Exercise instructions: Every entry below should be reproduced exactly; no picture is to be included.

== Data for this task

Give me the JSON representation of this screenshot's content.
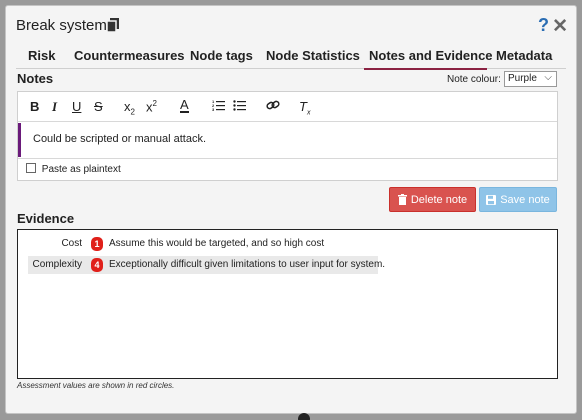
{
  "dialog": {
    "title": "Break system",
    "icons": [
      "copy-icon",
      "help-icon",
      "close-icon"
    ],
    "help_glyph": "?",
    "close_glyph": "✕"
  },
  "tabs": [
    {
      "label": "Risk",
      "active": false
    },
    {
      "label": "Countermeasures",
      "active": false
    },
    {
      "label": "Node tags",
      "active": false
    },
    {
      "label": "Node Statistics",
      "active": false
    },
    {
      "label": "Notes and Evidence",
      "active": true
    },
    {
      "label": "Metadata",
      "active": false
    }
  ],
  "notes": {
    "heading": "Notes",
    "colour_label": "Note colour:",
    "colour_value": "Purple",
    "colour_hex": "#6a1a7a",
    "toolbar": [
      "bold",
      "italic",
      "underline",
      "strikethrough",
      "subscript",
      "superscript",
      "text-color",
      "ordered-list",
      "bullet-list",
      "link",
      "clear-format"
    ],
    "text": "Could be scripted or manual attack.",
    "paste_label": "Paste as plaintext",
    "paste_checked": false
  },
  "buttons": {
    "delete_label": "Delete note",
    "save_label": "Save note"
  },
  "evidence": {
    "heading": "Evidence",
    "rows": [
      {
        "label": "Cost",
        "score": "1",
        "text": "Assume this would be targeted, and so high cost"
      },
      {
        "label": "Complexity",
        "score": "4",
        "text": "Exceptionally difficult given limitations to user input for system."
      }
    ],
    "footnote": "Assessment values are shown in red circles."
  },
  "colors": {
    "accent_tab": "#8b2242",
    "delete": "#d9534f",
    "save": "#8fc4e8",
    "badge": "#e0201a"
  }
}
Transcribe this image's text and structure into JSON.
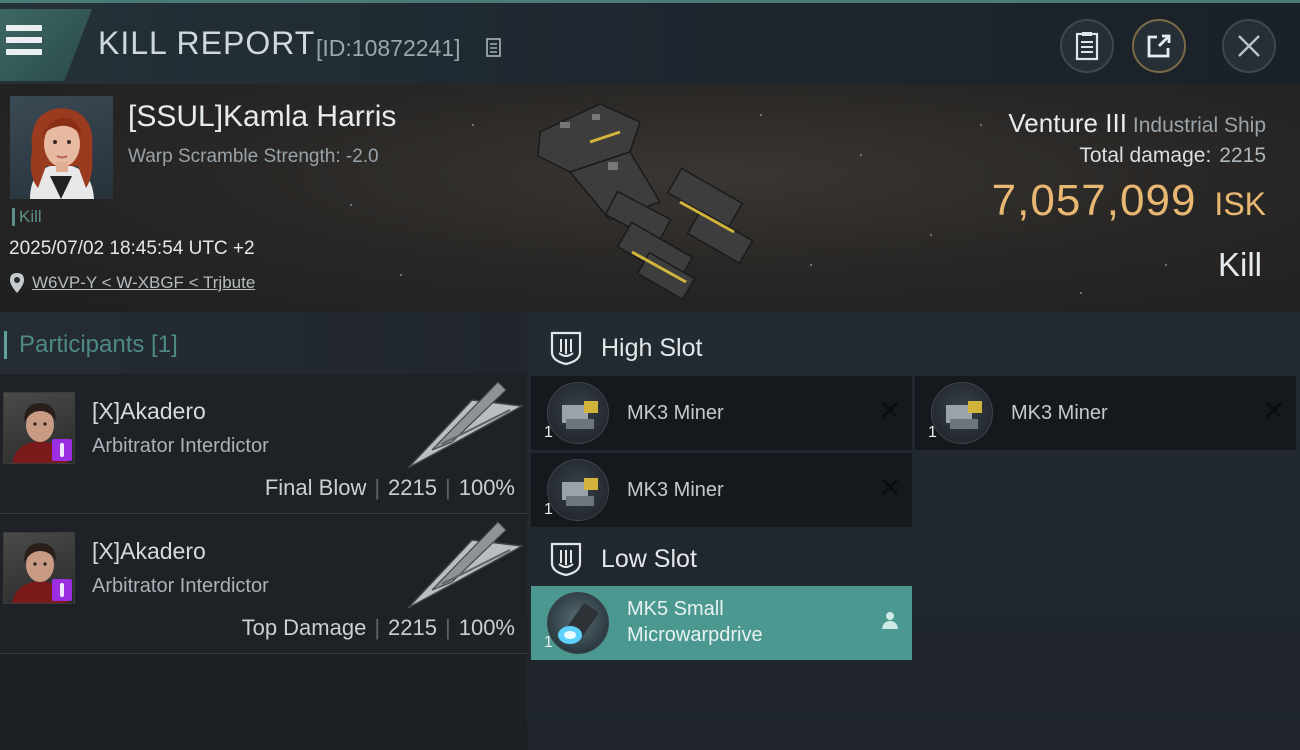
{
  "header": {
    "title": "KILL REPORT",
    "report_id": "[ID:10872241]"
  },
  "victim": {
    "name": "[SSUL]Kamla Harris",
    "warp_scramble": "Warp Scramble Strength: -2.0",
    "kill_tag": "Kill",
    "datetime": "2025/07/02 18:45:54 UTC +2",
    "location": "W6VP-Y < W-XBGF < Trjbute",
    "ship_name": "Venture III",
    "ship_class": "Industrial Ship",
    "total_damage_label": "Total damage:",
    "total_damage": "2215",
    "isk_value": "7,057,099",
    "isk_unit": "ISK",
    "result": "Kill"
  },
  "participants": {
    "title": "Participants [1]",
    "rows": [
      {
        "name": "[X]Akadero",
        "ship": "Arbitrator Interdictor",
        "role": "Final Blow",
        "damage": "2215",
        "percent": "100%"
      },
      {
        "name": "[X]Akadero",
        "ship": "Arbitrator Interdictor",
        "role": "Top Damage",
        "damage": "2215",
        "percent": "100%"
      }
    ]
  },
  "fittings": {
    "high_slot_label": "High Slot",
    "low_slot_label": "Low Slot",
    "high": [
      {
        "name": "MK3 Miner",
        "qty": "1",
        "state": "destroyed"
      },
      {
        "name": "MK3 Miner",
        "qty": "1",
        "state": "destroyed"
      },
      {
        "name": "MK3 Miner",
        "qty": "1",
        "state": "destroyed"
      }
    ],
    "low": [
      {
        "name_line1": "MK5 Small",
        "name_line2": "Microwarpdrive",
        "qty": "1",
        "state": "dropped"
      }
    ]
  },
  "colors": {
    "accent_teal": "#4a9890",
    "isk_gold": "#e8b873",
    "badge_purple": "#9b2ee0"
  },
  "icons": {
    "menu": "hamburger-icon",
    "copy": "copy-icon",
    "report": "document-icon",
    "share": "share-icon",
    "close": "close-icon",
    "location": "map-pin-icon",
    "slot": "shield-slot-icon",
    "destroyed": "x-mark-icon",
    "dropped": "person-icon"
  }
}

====

Task output:
Give me the JSON representation of this screenshot's content.
{
  "dialog": {
    "title": "Break system",
    "icons": [
      "copy-icon",
      "help-icon",
      "close-icon"
    ],
    "help_glyph": "?",
    "close_glyph": "✕"
  },
  "tabs": [
    {
      "label": "Risk",
      "active": false
    },
    {
      "label": "Countermeasures",
      "active": false
    },
    {
      "label": "Node tags",
      "active": false
    },
    {
      "label": "Node Statistics",
      "active": false
    },
    {
      "label": "Notes and Evidence",
      "active": true
    },
    {
      "label": "Metadata",
      "active": false
    }
  ],
  "notes": {
    "heading": "Notes",
    "colour_label": "Note colour:",
    "colour_value": "Purple",
    "colour_hex": "#6a1a7a",
    "toolbar": [
      "bold",
      "italic",
      "underline",
      "strikethrough",
      "subscript",
      "superscript",
      "text-color",
      "ordered-list",
      "bullet-list",
      "link",
      "clear-format"
    ],
    "text": "Could be scripted or manual attack.",
    "paste_label": "Paste as plaintext",
    "paste_checked": false
  },
  "buttons": {
    "delete_label": "Delete note",
    "save_label": "Save note"
  },
  "evidence": {
    "heading": "Evidence",
    "rows": [
      {
        "label": "Cost",
        "score": "1",
        "text": "Assume this would be targeted, and so high cost"
      },
      {
        "label": "Complexity",
        "score": "4",
        "text": "Exceptionally difficult given limitations to user input for system."
      }
    ],
    "footnote": "Assessment values are shown in red circles."
  },
  "colors": {
    "accent_tab": "#8b2242",
    "delete": "#d9534f",
    "save": "#8fc4e8",
    "badge": "#e0201a"
  }
}
Transcribe this image's text and structure into JSON.
{
  "header": {
    "title": "KILL REPORT",
    "report_id": "[ID:10872241]"
  },
  "victim": {
    "name": "[SSUL]Kamla Harris",
    "warp_scramble": "Warp Scramble Strength: -2.0",
    "kill_tag": "Kill",
    "datetime": "2025/07/02 18:45:54 UTC +2",
    "location": "W6VP-Y < W-XBGF < Trjbute",
    "ship_name": "Venture III",
    "ship_class": "Industrial Ship",
    "total_damage_label": "Total damage:",
    "total_damage": "2215",
    "isk_value": "7,057,099",
    "isk_unit": "ISK",
    "result": "Kill"
  },
  "participants": {
    "title": "Participants [1]",
    "rows": [
      {
        "name": "[X]Akadero",
        "ship": "Arbitrator Interdictor",
        "role": "Final Blow",
        "damage": "2215",
        "percent": "100%"
      },
      {
        "name": "[X]Akadero",
        "ship": "Arbitrator Interdictor",
        "role": "Top Damage",
        "damage": "2215",
        "percent": "100%"
      }
    ]
  },
  "fittings": {
    "high_slot_label": "High Slot",
    "low_slot_label": "Low Slot",
    "high": [
      {
        "name": "MK3 Miner",
        "qty": "1",
        "state": "destroyed"
      },
      {
        "name": "MK3 Miner",
        "qty": "1",
        "state": "destroyed"
      },
      {
        "name": "MK3 Miner",
        "qty": "1",
        "state": "destroyed"
      }
    ],
    "low": [
      {
        "name_line1": "MK5 Small",
        "name_line2": "Microwarpdrive",
        "qty": "1",
        "state": "dropped"
      }
    ]
  },
  "colors": {
    "accent_teal": "#4a9890",
    "isk_gold": "#e8b873",
    "badge_purple": "#9b2ee0"
  },
  "icons": {
    "menu": "hamburger-icon",
    "copy": "copy-icon",
    "report": "document-icon",
    "share": "share-icon",
    "close": "close-icon",
    "location": "map-pin-icon",
    "slot": "shield-slot-icon",
    "destroyed": "x-mark-icon",
    "dropped": "person-icon"
  }
}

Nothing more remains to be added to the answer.